Some cars are reliable and cleanly designed. Others are complex and riddled with problems. And the same manufacturers seem to have the same problems, year after year, notes Consumer Reports.
"If you compare a Honda Pilot and a Chevrolet Traverse, you can see the difference," David Champion, senior director of Consumer Reports' Auto Test Division, told Design News. "There are many, many more parts screwed into the Traverse -- clips and brackets for wiring and pipe work. Whereas when you look underneath the hood of a Pilot, you see that everything is beautifully laid out. Everything is made to fit exactly."
Champion contends that the differences between vehicles could be too easily laid at the doorstep of the engineering staff. In fact, he believes the problems are at a much higher level. "It's the business culture that sets the engineering culture," Champion says. "It comes from the very top."

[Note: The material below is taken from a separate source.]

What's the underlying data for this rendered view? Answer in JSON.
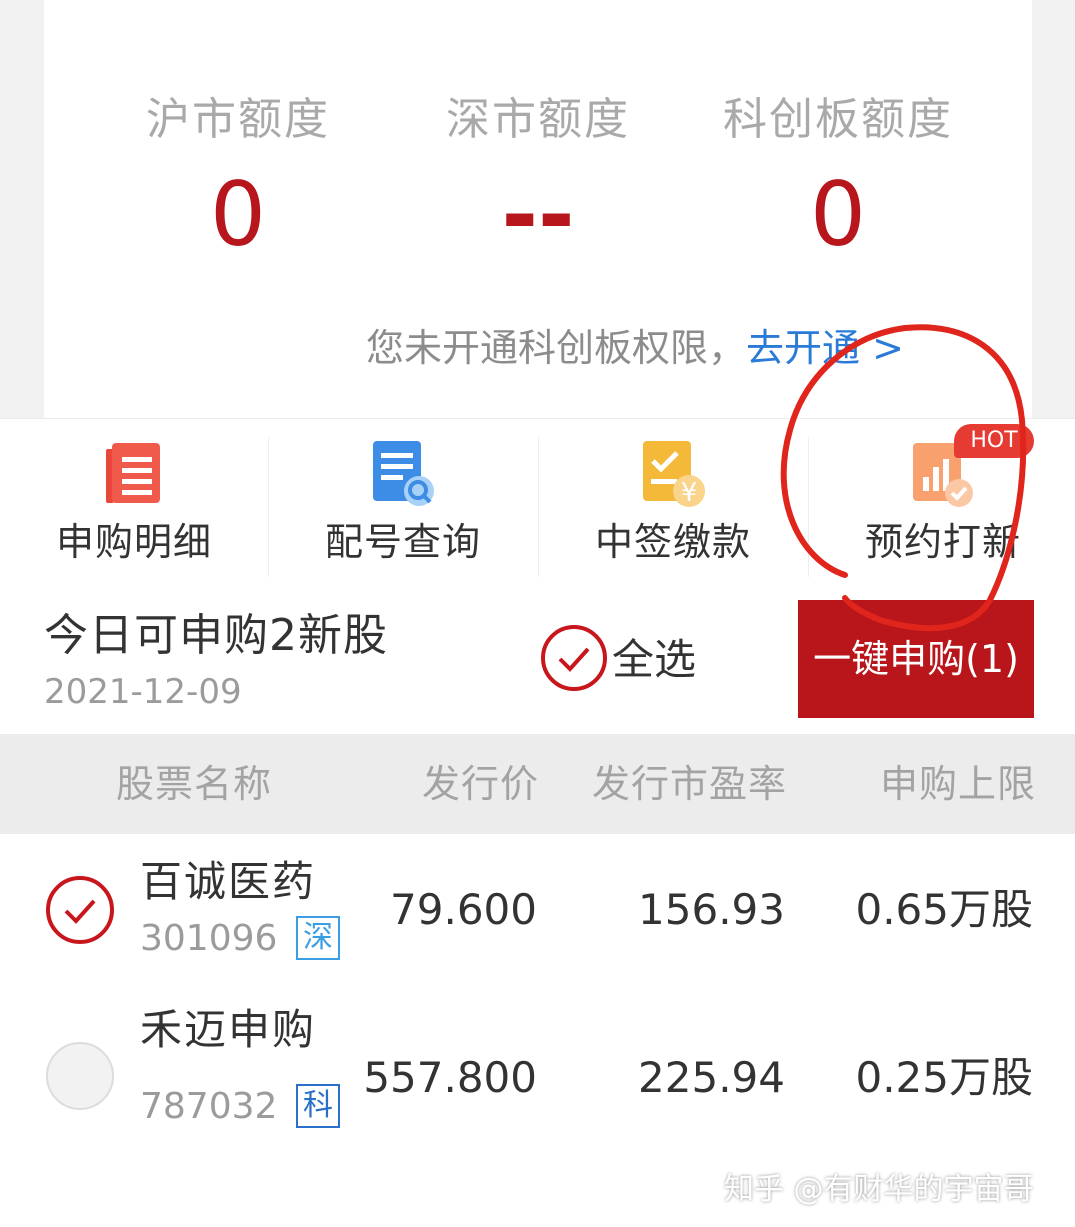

It's hard to argue that there's a cultural chasm at work here. For some reason, Toyota and Honda again dominated the reliability ratings (in the 2012 auto issue of Consumer Reports), while BMW, Volkswagen, General Motors, and Chrysler again brought up the rear. Moreover, analysis of ten years worth of ratings by the magazine showed that most automakers have improved since 2002, suggesting that they know how to get the job done. The ugly truth, though, is that there's still a big gap between bottom and top.
Honda's Pilot: "Everything is made exactly to fit."
"The bottom line is that some companies want to make their profits today and they keep their vehicles reliable for three years, so that they don't have to pay out a lot on warranty costs," Champion said. "But when we look at problems per hundred after five years, we see them escalating considerably with some of the manufacturers, such as Mini, GMC, BMW, Audi, and Chrysler."
Previous years' studies, based on about 1.3 million annual user surveys, have had strikingly similar results. In 2007, for example, Consumer Reports picked 55 "good bets" among used vehicles. Fifty-five of them were Asian. In the same year, it picked 38 "bad bets." Eighteen were North American, 16 were European, and four were Asian.